Bhattacharya said Sarma and Sonowal were working together now. “Well, sometimes necessities makes very strange bedfellows,” he said. “The necessity is on both of them.” According to him, Sonowal is neither “a very firm administrator” nor “a very good organisational man.” So, he explained, Sonowal is dependent on Sarma, who has these qualities. Sarma, meanwhile, is “compelled” to work with Sonowal because if he “raises the dissenting voice within BJP,” like he did against Tarun Gogoi in the Congress, then people will mark him out as a permanent dissenter, Bhattacharya said. “So he has no option but to fall in line.”
A key reason Sarma was able to overcome internal opposition from the BJP was that he had the support of the Rashtriya Swayamsevak Sangh. Prodyut Bora, who cited Sarma’s entry as one of his reasons for leaving the BJP, told me that before he left, one top functionary each from the BJP and the RSS had approached him, and asked him not to block Sarma’s entry.

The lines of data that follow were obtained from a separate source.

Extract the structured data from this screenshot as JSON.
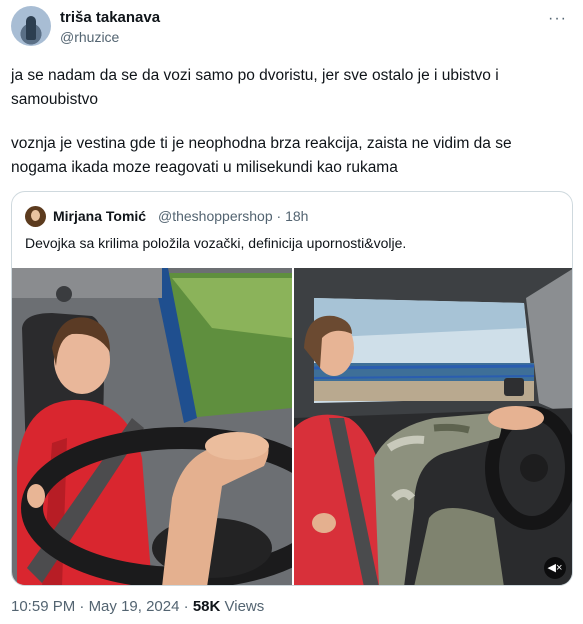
{
  "tweet": {
    "author_name": "triša takanava",
    "author_handle": "@rhuzice",
    "paragraphs": [
      "ja se nadam da se da vozi samo po dvoristu, jer sve ostalo je i ubistvo i samoubistvo",
      "voznja je vestina gde ti je neophodna brza reakcija, zaista ne vidim da se nogama ikada moze reagovati u milisekundi kao rukama"
    ],
    "more_icon": "more-horizontal-icon",
    "time": "10:59 PM",
    "separator": "·",
    "date": "May 19, 2024",
    "views_count": "58K",
    "views_label": "Views"
  },
  "quoted": {
    "author_name": "Mirjana Tomić",
    "author_handle": "@theshoppershop",
    "separator": "·",
    "age": "18h",
    "text": "Devojka sa krilima položila vozački, definicija upornosti&volje.",
    "media": [
      {
        "kind": "photo",
        "subject": "driver-steering-with-foot-interior"
      },
      {
        "kind": "video",
        "subject": "driver-steering-with-foot-side-view",
        "icon": "mute-icon"
      }
    ]
  },
  "colors": {
    "text_primary": "#0f1419",
    "text_secondary": "#536471",
    "border": "#cfd9de"
  }
}
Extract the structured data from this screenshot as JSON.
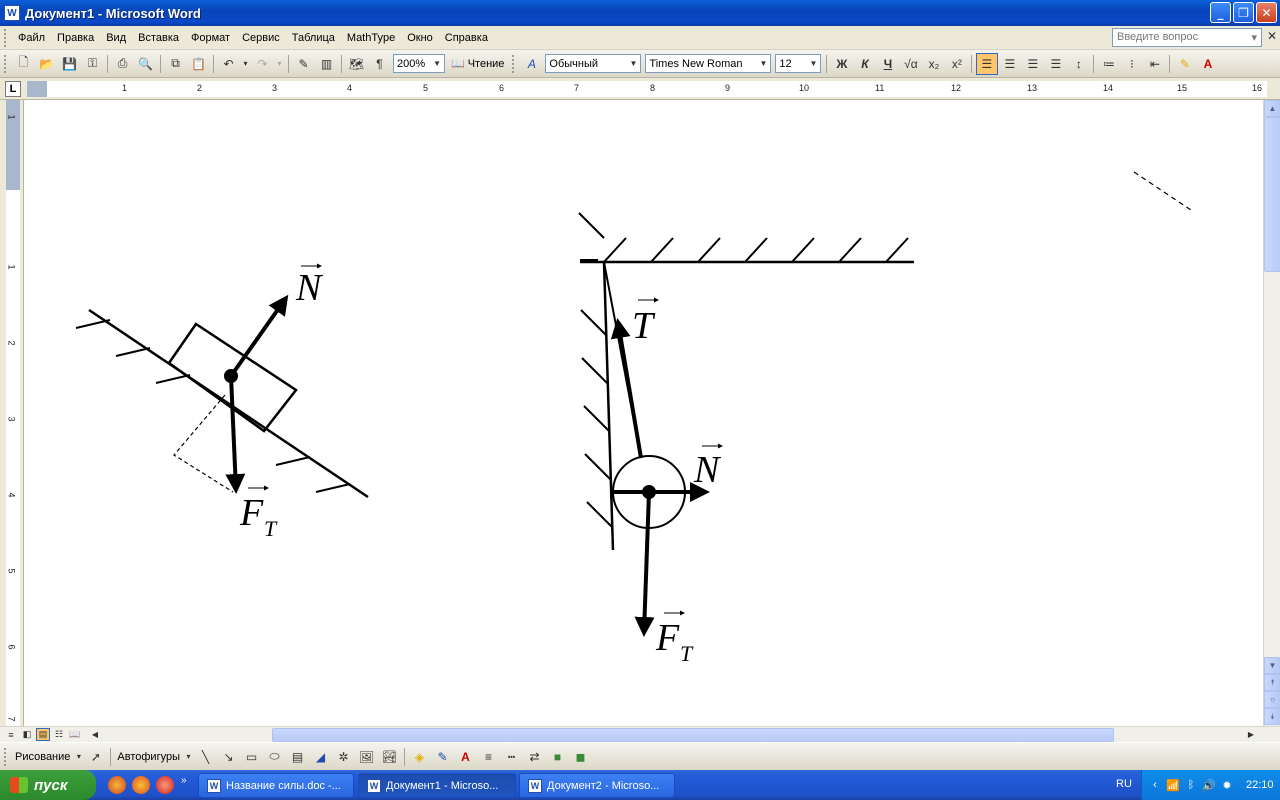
{
  "window": {
    "title": "Документ1 - Microsoft Word",
    "app_icon": "word-icon"
  },
  "menu": {
    "items": [
      "Файл",
      "Правка",
      "Вид",
      "Вставка",
      "Формат",
      "Сервис",
      "Таблица",
      "MathType",
      "Окно",
      "Справка"
    ],
    "help_placeholder": "Введите вопрос"
  },
  "toolbar": {
    "zoom": "200%",
    "reading_label": "Чтение",
    "style": "Обычный",
    "font": "Times New Roman",
    "font_size": "12",
    "bold": "Ж",
    "italic": "К",
    "underline": "Ч"
  },
  "ruler": {
    "corner": "L",
    "h_numbers": [
      "1",
      "2",
      "1",
      "2",
      "3",
      "4",
      "5",
      "6",
      "7",
      "8",
      "9",
      "10",
      "11",
      "12",
      "13",
      "14",
      "15",
      "16"
    ],
    "v_numbers": [
      "1",
      "1",
      "2",
      "3",
      "4",
      "5",
      "6",
      "7"
    ]
  },
  "figure": {
    "labels": {
      "n_incline": "N",
      "ft_incline": "F",
      "ft_incline_sub": "T",
      "t_wall": "T",
      "n_wall": "N",
      "ft_wall": "F",
      "ft_wall_sub": "T"
    }
  },
  "drawing_toolbar": {
    "draw_label": "Рисование",
    "autoshapes_label": "Автофигуры"
  },
  "taskbar": {
    "start_label": "пуск",
    "tasks": [
      "Название силы.doc -...",
      "Документ1 - Microso...",
      "Документ2 - Microso..."
    ],
    "language": "RU",
    "clock": "22:10"
  }
}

Indeed, the RSS generally appears to be taking a significant interest in Assam. Bhattacharya told me that the BJP’s “remote-control” had a say in the party’s affairs in the state. Ram Madhav and Ram Lal, both former senior RSS functionaries who have been on deputation to the BJP, are heading the Assam campaign. Senior state leaders of the BJP told me that while they directly report to Amit Shah, they also regularly brief Krishna Gopal, RSS’s sah-sarakaryavah, or joint general secretary, who coordinates between the BJP and its parent organisation.
The anti-immigrant shades of the state’s politics comfortably match the RSS’s ideology. At the RSS national executive council meeting in November 2012, Gopal had demanded the expulsion of all Bangladeshi immigrants, stating that their “unabated influx” was a “serious threat” to national integration. The organisation also passed a resolution on Muslim-Bodo riots that occurred in July 2012, around the Dhubri and Kokrajhar districts in Assam. In the resolution the RSS “strongly” condemned “the violence perpetrated by Bangladeshi Muslim infiltrators.”